[Data for analysis]

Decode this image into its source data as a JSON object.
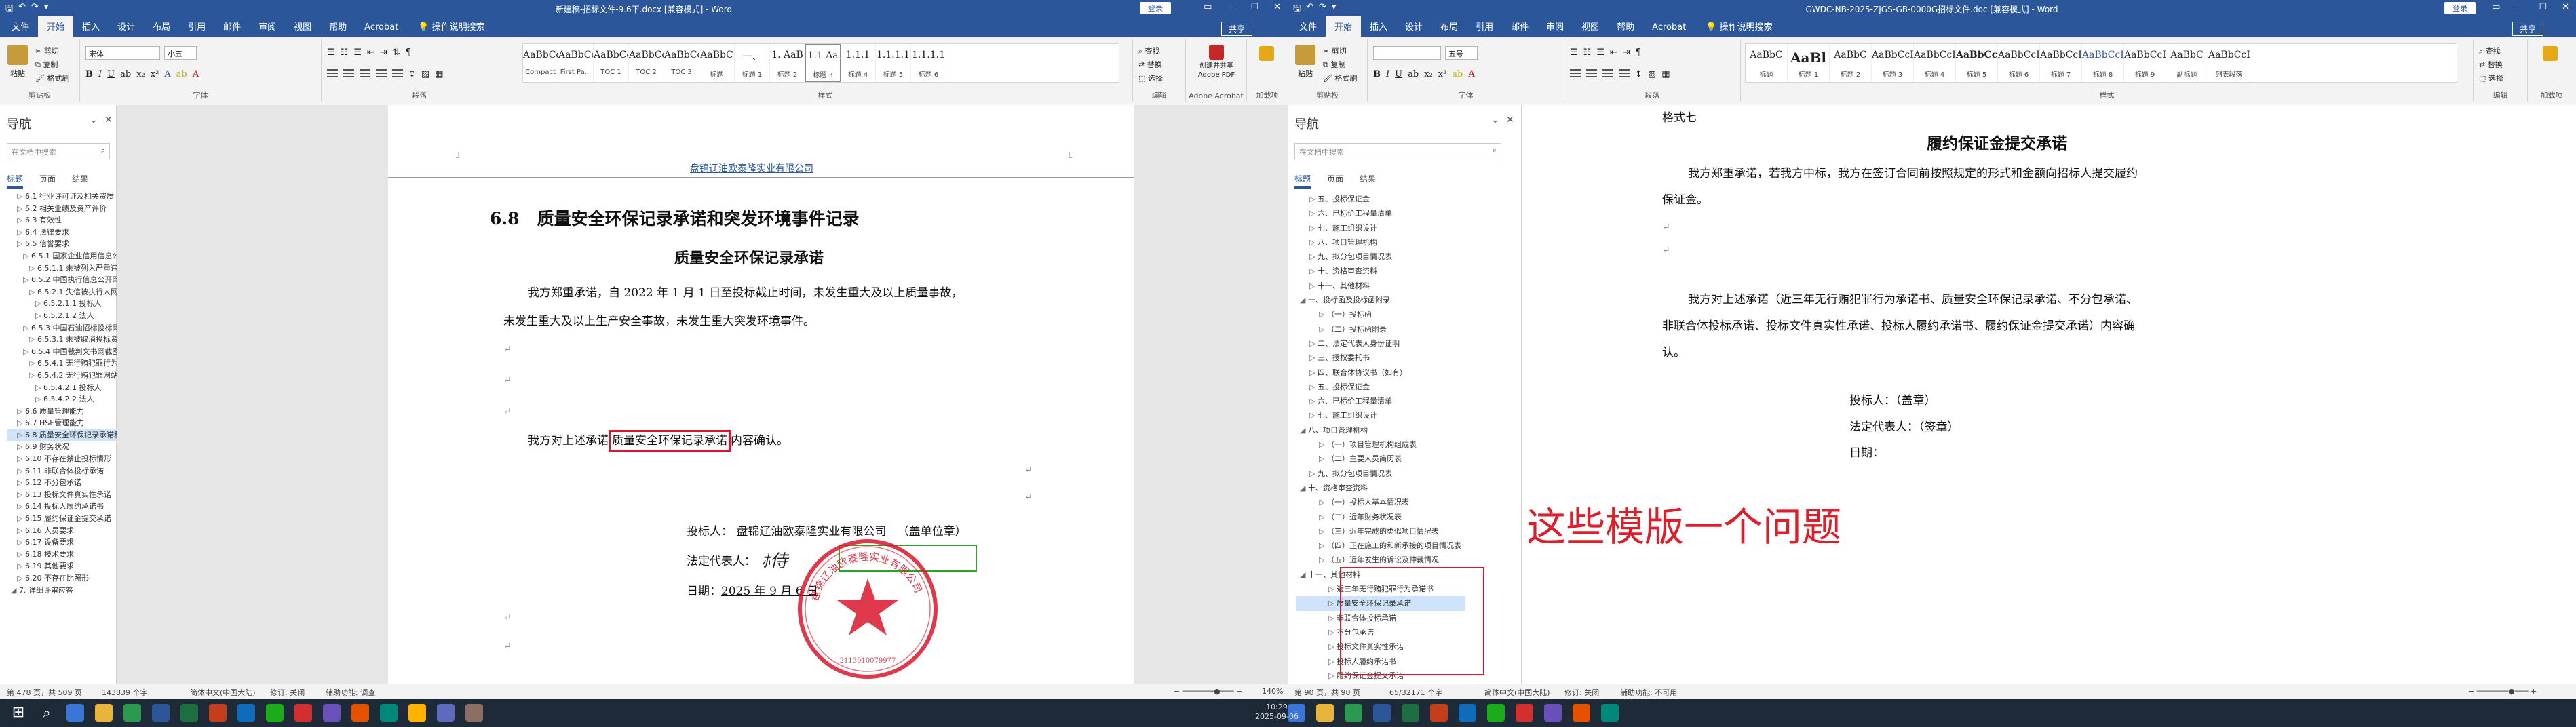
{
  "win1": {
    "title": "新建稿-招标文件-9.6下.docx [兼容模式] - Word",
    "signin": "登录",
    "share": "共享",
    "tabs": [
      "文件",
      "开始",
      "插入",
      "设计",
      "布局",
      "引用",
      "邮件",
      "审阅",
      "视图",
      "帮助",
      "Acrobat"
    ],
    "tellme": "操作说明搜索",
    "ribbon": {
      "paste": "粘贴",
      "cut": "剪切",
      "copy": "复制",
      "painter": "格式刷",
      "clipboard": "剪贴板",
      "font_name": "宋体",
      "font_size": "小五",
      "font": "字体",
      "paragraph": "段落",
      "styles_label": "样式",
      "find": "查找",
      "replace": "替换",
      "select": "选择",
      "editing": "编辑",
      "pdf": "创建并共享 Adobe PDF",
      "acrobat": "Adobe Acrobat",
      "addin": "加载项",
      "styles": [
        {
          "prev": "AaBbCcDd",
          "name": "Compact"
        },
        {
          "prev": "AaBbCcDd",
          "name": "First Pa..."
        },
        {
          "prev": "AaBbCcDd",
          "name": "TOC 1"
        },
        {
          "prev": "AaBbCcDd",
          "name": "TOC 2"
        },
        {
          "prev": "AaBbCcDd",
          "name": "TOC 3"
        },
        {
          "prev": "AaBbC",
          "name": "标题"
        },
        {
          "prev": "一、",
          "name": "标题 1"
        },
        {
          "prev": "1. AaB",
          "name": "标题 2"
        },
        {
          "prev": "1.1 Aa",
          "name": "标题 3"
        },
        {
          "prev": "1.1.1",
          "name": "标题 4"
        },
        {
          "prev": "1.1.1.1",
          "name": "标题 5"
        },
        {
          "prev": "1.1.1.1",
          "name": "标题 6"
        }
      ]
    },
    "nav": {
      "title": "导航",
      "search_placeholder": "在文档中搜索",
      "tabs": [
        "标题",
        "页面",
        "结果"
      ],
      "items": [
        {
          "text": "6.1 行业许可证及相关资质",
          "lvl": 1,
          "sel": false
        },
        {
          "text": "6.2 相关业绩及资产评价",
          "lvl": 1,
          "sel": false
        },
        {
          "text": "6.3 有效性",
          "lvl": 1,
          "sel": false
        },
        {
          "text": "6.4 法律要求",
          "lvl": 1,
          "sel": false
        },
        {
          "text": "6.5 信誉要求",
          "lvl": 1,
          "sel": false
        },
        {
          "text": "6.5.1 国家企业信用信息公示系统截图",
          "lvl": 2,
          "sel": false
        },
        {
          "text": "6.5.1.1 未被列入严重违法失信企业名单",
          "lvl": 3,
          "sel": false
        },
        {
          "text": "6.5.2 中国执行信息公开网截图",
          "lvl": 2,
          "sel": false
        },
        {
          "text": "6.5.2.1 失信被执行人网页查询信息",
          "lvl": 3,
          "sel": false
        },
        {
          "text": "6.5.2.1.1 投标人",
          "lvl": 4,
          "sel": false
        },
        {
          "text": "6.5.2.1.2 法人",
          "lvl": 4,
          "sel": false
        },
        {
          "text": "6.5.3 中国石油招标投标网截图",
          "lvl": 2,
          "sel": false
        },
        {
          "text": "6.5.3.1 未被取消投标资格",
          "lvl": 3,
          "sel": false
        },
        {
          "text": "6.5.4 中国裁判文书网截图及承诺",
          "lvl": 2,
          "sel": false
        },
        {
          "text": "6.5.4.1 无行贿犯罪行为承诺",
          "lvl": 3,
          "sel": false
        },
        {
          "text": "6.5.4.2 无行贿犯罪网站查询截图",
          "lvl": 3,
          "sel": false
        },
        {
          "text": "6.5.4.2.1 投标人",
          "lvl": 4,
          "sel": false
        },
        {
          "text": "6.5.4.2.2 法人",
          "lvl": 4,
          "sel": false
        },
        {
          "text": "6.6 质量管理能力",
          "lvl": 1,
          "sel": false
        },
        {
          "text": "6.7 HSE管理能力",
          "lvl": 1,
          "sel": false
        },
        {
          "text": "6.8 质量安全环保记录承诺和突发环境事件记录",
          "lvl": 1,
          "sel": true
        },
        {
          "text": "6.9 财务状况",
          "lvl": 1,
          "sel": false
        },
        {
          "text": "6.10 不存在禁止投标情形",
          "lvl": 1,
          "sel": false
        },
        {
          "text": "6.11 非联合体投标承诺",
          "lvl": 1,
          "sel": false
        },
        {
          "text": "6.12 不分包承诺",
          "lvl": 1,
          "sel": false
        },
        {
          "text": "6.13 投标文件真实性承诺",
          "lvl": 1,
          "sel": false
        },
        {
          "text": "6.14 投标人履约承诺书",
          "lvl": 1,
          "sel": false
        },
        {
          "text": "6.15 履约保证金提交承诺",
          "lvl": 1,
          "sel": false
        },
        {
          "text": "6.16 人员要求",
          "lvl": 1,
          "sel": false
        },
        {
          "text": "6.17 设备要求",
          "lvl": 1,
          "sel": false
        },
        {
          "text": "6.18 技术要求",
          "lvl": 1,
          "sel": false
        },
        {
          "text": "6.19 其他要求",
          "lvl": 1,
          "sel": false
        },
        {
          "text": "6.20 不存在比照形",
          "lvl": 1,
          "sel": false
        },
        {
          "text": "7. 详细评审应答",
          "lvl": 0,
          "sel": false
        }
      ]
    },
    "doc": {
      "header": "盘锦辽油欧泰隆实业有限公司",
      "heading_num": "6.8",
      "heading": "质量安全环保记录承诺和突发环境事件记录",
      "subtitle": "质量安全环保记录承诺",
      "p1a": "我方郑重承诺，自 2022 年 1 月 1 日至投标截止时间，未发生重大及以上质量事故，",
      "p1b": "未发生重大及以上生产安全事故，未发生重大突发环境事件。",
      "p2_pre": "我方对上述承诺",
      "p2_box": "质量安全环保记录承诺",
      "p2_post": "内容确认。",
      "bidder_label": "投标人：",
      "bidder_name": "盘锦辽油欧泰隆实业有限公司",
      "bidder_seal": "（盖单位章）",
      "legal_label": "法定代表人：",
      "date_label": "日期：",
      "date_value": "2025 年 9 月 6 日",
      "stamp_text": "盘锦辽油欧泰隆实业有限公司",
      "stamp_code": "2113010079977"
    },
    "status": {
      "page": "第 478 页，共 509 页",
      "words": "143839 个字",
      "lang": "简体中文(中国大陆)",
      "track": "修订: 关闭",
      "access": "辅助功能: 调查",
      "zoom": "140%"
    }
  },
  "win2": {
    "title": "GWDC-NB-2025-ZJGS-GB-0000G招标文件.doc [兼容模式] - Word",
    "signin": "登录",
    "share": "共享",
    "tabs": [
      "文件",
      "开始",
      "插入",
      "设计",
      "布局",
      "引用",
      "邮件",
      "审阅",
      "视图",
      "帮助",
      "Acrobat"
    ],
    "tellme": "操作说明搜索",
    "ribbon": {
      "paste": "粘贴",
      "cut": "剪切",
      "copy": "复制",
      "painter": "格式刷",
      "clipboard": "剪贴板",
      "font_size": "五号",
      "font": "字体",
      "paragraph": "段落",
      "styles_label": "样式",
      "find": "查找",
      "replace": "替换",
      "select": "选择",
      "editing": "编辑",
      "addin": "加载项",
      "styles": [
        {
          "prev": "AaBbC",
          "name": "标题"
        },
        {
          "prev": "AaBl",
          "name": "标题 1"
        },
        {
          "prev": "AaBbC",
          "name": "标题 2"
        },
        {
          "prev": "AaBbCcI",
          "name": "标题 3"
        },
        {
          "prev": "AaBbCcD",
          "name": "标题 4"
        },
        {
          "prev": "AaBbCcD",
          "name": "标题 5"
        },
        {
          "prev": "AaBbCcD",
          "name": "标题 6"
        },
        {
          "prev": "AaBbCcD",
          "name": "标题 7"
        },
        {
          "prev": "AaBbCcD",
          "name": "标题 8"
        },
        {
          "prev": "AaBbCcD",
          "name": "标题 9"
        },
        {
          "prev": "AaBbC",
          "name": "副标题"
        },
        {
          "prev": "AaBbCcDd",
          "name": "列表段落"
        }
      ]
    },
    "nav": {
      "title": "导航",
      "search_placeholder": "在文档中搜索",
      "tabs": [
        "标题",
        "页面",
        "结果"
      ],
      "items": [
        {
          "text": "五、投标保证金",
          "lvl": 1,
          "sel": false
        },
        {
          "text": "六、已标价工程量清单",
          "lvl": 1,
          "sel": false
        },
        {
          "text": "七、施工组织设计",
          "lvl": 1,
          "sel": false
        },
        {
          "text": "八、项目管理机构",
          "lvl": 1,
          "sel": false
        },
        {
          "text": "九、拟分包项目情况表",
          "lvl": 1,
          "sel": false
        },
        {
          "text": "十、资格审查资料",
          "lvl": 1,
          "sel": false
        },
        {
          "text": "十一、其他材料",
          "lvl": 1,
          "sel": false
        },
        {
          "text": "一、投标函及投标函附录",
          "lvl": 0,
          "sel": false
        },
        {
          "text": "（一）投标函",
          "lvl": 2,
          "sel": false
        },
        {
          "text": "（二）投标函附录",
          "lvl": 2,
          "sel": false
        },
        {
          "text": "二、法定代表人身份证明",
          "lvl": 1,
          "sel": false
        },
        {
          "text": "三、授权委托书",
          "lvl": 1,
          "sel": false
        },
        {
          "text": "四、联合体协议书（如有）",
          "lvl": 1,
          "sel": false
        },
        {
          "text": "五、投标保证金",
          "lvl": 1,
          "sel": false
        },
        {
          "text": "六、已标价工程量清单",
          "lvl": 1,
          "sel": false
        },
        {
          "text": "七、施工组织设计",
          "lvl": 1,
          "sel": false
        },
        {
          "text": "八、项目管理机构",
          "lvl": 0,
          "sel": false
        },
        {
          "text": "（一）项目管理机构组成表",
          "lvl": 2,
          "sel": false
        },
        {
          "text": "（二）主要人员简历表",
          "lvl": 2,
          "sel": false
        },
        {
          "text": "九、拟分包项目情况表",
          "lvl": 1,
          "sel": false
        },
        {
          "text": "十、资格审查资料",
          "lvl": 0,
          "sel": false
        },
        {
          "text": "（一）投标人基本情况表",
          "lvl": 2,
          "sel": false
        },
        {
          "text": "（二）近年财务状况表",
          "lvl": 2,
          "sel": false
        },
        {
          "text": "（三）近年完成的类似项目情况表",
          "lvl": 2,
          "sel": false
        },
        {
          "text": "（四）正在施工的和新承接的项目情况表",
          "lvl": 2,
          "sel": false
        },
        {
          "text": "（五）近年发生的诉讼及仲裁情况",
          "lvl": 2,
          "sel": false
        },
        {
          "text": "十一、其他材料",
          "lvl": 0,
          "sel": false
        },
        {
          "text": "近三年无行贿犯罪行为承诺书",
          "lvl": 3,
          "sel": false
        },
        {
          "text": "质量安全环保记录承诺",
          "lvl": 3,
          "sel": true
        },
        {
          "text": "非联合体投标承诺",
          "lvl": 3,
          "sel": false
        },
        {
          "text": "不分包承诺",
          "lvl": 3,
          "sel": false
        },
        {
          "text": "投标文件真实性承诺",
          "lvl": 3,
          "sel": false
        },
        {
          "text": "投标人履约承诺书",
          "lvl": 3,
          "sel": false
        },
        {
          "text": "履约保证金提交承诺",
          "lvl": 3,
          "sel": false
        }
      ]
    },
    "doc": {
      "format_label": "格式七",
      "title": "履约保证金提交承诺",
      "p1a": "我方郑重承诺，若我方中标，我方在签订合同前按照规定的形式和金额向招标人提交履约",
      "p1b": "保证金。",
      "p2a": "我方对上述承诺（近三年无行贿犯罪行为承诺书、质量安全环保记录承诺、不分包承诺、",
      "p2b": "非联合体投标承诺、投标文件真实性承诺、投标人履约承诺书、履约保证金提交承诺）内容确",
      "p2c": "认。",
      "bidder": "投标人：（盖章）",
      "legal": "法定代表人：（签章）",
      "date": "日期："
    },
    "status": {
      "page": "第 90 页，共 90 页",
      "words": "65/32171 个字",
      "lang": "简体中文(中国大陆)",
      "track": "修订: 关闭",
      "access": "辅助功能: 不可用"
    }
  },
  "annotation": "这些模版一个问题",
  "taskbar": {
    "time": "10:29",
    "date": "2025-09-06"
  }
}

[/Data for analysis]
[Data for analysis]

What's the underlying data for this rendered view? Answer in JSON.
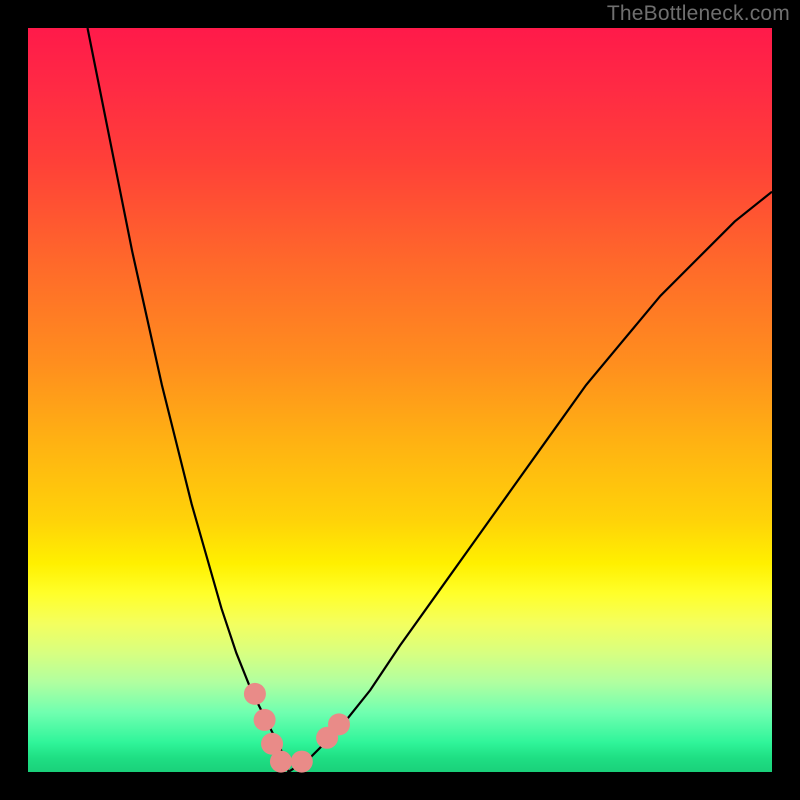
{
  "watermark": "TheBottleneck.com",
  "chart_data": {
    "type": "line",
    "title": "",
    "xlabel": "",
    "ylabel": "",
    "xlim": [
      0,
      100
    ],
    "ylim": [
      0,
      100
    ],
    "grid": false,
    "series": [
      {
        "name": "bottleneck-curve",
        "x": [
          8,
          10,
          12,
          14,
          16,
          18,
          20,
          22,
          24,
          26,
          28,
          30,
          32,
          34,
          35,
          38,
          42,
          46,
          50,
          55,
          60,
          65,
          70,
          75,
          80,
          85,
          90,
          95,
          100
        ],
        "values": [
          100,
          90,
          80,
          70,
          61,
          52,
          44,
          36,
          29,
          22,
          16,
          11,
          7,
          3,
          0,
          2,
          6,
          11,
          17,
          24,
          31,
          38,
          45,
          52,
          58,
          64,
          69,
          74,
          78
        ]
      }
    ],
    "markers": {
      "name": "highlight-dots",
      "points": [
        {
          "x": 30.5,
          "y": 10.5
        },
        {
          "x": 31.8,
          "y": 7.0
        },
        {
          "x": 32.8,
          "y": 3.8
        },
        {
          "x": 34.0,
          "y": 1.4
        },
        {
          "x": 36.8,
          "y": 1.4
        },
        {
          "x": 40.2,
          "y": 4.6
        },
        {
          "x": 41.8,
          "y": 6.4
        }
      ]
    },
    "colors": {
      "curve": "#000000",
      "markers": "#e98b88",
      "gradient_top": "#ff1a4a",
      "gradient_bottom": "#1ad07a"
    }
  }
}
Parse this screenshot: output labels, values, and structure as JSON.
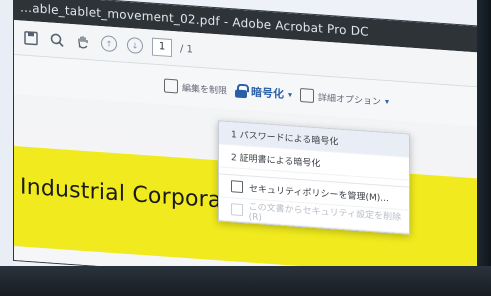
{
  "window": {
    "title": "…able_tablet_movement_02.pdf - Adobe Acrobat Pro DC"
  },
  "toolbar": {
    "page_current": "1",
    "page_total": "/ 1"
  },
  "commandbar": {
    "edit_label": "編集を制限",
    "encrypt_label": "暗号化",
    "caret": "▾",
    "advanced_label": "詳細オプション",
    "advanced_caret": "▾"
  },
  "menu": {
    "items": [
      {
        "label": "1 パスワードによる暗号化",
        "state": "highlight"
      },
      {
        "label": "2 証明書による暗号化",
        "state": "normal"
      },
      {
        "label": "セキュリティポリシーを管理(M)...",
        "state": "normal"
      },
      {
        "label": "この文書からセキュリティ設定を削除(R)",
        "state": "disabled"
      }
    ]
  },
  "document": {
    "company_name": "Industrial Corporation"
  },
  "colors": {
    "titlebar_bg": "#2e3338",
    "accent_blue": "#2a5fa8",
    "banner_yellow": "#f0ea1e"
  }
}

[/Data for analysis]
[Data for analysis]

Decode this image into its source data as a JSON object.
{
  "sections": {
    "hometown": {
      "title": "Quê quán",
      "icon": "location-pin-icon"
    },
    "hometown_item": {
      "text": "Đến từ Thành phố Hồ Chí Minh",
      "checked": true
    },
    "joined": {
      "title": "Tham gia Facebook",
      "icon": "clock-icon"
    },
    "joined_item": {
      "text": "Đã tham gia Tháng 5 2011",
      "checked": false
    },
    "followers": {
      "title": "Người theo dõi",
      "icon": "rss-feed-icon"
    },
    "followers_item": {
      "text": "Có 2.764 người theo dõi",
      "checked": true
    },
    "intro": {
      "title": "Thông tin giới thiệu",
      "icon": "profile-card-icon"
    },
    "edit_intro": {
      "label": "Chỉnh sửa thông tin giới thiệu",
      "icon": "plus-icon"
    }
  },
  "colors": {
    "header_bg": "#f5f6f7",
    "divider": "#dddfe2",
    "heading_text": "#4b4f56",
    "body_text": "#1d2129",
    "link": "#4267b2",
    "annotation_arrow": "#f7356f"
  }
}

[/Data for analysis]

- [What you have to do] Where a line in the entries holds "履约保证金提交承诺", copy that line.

- [Task output]
          "text": "6.15 履约保证金提交承诺",
          "text": "履约保证金提交承诺",
      "title": "履约保证金提交承诺",
      "p2b": "非联合体投标承诺、投标文件真实性承诺、投标人履约承诺书、履约保证金提交承诺）内容确",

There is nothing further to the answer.